“Hotels, attractions, restaurants and stores across the country are closing their doors forever. The travel industry workers and small businesses who have suffered so much during this crisis cannot wait any longer for relief, nor can they cannot wait until after the election. Congress must act now to save these vulnerable jobs,” Emerson Barnes said. “We urgently need congressional and administration negotiators to quickly reach a deal that provides relief, protection and stimulus to all sectors of the travel industry.”

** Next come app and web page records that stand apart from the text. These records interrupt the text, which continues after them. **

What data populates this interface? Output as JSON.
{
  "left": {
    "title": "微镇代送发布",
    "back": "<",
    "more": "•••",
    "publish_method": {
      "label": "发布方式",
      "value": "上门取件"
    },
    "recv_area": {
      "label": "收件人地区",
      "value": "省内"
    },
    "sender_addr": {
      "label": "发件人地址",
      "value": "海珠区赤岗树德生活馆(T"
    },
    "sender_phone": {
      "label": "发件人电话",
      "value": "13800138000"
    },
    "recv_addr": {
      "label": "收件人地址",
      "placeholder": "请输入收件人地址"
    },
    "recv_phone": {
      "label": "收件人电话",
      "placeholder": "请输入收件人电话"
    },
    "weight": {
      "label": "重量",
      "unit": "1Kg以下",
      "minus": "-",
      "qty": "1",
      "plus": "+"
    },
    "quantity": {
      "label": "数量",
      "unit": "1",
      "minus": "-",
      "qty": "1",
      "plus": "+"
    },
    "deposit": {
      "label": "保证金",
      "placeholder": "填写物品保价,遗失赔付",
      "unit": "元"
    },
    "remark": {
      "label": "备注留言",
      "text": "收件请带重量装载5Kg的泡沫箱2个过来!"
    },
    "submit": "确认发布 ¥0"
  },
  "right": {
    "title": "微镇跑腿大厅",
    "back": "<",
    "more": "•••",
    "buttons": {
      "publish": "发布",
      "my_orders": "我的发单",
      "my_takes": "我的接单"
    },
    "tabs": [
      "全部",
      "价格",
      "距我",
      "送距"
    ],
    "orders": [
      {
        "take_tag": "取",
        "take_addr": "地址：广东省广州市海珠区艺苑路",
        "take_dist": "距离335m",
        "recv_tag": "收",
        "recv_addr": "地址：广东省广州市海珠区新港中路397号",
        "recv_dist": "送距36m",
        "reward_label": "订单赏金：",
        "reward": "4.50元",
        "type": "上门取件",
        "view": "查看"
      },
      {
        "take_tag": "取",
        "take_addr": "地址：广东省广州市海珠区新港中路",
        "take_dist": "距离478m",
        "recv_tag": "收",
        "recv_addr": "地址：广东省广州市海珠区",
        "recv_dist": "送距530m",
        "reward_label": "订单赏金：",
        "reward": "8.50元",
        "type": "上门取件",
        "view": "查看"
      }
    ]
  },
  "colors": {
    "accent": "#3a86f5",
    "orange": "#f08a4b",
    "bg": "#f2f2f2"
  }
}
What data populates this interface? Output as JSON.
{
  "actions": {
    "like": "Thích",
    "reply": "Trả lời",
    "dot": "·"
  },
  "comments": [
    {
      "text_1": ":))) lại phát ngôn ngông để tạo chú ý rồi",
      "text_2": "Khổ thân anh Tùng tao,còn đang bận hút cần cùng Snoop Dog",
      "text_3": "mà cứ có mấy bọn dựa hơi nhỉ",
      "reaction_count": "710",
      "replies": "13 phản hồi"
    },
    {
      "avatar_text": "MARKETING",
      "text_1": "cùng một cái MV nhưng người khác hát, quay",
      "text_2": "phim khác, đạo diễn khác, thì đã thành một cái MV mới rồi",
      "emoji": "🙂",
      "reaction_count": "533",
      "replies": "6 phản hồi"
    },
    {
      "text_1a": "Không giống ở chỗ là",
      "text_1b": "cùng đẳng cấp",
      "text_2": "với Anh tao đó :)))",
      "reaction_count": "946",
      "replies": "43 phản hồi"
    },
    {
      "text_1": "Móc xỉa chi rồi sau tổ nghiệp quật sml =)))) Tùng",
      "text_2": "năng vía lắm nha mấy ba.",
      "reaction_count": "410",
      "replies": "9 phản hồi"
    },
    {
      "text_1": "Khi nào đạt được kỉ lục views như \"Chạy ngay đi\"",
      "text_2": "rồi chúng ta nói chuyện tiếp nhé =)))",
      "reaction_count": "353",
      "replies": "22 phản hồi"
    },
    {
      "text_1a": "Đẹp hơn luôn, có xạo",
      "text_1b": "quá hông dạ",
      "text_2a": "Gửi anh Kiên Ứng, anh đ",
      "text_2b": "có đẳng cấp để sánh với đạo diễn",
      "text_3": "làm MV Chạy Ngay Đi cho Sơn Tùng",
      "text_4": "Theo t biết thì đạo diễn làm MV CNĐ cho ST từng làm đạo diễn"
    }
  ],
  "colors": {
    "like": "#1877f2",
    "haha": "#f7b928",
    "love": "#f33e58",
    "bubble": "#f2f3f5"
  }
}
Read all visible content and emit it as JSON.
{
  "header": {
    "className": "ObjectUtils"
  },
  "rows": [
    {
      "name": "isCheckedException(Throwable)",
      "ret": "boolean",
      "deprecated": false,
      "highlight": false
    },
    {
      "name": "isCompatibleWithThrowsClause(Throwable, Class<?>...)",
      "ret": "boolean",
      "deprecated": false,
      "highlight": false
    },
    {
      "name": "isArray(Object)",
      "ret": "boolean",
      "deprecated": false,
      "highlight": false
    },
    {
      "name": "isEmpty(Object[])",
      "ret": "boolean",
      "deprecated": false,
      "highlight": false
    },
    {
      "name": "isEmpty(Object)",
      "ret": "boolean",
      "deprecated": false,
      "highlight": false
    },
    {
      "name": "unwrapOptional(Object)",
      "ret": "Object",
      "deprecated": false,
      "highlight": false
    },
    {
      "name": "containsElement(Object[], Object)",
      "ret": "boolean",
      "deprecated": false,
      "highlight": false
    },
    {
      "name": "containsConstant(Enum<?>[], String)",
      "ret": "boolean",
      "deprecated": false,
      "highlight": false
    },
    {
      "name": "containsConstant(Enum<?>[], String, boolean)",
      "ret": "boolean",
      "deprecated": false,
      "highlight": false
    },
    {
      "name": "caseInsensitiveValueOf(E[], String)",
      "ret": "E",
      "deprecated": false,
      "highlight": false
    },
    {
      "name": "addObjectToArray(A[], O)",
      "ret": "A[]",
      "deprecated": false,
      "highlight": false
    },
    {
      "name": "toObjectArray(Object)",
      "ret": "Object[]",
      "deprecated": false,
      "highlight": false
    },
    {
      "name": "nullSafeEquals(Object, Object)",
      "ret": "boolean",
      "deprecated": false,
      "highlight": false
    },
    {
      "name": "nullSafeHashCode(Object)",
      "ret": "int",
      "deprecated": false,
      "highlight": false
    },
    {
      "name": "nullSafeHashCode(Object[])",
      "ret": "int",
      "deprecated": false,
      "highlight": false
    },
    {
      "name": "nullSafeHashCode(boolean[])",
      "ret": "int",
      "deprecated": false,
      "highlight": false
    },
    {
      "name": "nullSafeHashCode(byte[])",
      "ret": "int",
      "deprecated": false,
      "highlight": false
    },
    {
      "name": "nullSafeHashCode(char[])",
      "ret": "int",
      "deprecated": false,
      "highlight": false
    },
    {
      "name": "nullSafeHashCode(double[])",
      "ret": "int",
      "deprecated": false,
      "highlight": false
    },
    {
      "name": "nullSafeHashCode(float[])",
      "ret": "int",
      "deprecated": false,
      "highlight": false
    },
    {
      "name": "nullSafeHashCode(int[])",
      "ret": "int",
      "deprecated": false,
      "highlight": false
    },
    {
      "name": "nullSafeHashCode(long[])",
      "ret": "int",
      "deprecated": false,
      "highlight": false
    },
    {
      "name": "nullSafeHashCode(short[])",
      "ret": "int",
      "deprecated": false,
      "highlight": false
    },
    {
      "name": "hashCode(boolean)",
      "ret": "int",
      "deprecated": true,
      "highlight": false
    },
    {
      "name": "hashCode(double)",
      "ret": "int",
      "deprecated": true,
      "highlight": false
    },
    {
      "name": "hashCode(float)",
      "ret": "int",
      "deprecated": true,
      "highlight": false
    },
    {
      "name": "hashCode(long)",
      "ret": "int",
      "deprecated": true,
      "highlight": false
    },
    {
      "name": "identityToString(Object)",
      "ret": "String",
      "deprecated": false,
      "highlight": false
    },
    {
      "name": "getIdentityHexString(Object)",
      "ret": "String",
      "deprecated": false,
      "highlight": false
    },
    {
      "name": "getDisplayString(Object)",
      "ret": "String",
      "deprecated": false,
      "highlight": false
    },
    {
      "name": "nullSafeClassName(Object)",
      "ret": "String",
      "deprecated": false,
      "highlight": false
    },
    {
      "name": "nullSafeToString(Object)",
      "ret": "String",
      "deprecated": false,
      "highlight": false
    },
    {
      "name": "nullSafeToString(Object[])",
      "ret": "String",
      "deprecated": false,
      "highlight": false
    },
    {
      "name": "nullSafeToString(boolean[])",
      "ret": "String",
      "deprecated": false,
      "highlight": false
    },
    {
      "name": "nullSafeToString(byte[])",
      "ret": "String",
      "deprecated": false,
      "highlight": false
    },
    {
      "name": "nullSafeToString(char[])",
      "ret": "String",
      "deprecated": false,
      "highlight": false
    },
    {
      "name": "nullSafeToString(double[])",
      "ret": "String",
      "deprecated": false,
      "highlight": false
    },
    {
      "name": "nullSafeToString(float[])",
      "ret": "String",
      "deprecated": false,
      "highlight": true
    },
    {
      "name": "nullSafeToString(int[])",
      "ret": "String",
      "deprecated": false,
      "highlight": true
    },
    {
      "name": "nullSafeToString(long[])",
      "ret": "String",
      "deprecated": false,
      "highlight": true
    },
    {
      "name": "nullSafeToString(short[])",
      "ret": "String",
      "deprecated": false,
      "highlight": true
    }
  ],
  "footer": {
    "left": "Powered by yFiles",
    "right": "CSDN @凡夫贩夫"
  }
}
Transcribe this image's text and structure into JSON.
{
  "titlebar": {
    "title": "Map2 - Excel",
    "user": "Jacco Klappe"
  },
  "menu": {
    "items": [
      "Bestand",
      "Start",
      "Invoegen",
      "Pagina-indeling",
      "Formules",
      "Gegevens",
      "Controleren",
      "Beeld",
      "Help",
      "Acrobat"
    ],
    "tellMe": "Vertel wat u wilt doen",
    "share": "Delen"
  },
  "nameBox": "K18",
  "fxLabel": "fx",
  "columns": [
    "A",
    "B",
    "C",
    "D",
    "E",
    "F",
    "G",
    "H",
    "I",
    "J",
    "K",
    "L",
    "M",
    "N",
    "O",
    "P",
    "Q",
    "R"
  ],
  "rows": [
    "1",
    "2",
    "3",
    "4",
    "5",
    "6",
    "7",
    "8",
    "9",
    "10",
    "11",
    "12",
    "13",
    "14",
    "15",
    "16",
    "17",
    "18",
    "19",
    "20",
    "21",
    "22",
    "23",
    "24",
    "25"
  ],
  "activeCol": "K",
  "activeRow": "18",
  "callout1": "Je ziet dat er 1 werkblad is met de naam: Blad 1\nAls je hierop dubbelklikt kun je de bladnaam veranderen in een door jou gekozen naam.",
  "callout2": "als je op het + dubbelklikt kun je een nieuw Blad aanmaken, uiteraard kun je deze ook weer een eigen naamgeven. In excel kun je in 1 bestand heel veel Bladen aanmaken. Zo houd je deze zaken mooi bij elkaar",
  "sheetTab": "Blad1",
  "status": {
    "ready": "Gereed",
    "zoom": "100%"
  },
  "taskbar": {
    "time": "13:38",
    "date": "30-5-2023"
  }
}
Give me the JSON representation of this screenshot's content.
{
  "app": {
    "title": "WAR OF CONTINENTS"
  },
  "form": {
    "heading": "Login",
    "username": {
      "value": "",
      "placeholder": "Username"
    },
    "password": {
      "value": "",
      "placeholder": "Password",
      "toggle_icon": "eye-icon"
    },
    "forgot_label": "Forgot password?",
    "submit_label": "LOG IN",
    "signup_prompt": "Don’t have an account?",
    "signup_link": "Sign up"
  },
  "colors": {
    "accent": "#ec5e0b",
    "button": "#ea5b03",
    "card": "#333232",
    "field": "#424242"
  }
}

Steps necessary to save the industry include extending funding for the Paycheck Protection Program that provides loans to small business to avoid layoffs; up to $10 billion in in federal grants to promote safe and healthy travel practices; limited, temporary and immediate legal safe harbor for businesses that follow proper health and safety guidelines; temporary tax credits and deductions aimed at encouraging travel; and the development of a national strategy to expand COVID-19 testing by enacting the TEST Act.

“An economic recovery will not happen on its own. Immediate, targeted and substantial relief will be needed to restore lost travel industry jobs and put our nation on the path to recovery,” Emerson Barnes said. “Congress, we are calling on you to finish the good work you started and finalize a deal immediately. The travel industry—and the millions of Americans whose livelihoods depend on this industry—are counting on it.”